Windows Server guidance to protect against speculative execution side-channel vulnerabilities

Here is Microsoft’s current security advisory advice:

ADV180002 | Guidance to mitigate speculative execution side-channel vulnerabilities

Microsoft has also released this statement about how they have been handling this for Microsoft Azure

Securing Azure customers from CPU vulnerability

Here is what I plan on doing over the next couple of weeks as this starts to shake out:

Here is what I think you should be doing:

Plan on getting your database servers patched as soon as possible, which will include OS patches, SQL Server patches, and possible firmware or BIOS/UEFI updates as they become available.

Be ready to do some workload and query tuning as necessary if your workload performance is negatively affected by these various patches and updates.

Think harder about upgrading to new hardware, a newer version of your OS, and a newer version of SQL Server that is still fully supported.

For personal and client workstation systems, you should be checking to see if there are any firmware or BIOS/UEFI updates that become available, both for these issues and as a general best practice.

                  Windows Client Guidance for IT Pros to protect against speculative execution side-channel vulnerabilities


I am collecting some resources about this issue from the server vendors as shown in the links below:

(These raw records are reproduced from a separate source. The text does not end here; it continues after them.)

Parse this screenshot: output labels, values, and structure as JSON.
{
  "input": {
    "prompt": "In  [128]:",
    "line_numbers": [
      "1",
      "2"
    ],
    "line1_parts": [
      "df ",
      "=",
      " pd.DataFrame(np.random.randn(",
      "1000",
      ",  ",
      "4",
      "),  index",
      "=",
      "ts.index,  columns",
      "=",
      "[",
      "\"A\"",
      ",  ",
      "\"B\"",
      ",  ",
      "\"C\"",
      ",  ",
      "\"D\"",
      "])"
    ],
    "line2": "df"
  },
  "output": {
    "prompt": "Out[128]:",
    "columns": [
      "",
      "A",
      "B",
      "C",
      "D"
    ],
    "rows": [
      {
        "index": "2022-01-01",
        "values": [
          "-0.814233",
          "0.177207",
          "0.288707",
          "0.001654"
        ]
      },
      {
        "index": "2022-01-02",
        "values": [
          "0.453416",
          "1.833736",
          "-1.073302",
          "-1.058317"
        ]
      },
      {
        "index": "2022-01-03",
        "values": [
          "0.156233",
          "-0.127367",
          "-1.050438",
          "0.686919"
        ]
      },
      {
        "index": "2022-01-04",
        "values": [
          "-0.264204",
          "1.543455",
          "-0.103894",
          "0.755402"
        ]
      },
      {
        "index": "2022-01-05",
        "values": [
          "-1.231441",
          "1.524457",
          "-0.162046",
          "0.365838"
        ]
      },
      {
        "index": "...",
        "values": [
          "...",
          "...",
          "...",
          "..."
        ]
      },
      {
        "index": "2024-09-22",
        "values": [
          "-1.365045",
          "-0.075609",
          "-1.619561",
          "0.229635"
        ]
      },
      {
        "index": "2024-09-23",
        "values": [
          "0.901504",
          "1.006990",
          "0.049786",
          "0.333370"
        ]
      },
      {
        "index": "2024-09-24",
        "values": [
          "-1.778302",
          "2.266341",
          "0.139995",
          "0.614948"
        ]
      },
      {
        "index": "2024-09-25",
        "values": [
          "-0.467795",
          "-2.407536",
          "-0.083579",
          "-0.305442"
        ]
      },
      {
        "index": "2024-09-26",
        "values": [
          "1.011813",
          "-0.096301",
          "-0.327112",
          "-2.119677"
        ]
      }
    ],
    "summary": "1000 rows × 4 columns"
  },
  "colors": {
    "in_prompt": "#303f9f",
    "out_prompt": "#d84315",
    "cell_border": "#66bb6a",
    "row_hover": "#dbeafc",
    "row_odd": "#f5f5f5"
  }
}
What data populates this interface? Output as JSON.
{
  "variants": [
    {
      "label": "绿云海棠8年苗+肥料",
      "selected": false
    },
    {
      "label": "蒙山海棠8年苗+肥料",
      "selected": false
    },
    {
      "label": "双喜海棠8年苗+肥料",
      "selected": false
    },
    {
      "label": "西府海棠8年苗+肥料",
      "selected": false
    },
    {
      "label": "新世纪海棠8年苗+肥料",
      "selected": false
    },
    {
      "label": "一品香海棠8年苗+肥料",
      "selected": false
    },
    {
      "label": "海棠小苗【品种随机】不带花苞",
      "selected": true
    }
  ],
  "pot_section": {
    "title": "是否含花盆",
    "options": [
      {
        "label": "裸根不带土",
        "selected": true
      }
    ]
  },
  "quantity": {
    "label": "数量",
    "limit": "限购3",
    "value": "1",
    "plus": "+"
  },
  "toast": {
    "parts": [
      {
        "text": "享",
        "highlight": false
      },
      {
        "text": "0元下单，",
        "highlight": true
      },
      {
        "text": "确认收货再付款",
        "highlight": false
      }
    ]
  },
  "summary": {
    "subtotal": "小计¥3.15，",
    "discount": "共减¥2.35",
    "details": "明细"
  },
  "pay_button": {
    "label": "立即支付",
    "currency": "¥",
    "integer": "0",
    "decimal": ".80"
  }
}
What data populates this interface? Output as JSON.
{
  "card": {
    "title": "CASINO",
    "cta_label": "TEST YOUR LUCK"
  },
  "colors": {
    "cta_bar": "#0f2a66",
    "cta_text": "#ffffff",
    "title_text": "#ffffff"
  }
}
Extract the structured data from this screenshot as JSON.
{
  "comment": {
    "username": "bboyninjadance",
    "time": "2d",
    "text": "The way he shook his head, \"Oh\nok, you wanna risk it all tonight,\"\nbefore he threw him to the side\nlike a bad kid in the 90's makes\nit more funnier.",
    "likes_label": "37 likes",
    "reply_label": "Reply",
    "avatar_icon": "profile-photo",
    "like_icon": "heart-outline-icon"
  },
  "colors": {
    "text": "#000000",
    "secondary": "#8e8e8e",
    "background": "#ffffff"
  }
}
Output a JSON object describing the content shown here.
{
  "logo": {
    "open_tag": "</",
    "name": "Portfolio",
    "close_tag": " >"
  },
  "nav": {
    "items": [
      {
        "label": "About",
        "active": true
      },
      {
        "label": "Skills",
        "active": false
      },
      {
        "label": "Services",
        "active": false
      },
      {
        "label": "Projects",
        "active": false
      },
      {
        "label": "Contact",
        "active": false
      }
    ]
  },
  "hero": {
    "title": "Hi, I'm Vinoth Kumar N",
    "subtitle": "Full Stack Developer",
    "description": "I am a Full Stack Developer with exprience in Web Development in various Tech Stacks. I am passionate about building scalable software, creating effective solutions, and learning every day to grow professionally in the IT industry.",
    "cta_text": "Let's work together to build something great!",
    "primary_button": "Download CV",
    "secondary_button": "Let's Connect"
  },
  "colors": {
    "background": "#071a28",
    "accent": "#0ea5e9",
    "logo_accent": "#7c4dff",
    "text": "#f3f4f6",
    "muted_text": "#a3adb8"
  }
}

Cisco

CPU Side-Channel Information Disclosure Vulnerabilities

Dell

Microprocessor Side-Channel Attacks (CVE-2017-5715, CVE-2017-5753, CVE-2017-5754): Impact on Dell EMC products (Dell Enterprise Servers, Storage and Networking)

Microprocessor Side-Channel Attacks (CVE-2017-5715, CVE-2017-5753, CVE-2017-5754): Impact on Dell products  (This is for client hardware)

Fujitsu

CPU hardware vulnerable to side-channel attacks (CVE-2017-5715, CVE-2017-5753, CVE-2017-5754)

HPE

Side Channel Analysis Method allows information disclosure in Microprocessors (CVE-2017-5715, CVE-2017-5753, CVE-2017-5754)

Huawei

Security Notice – Statement on the Media Disclosure of the Security Vulnerabilities in the Intel CPU Architecture Design

IBM

Potential CPU Security Issue

Lenovo

Reading Privileged Memory with a Side Channel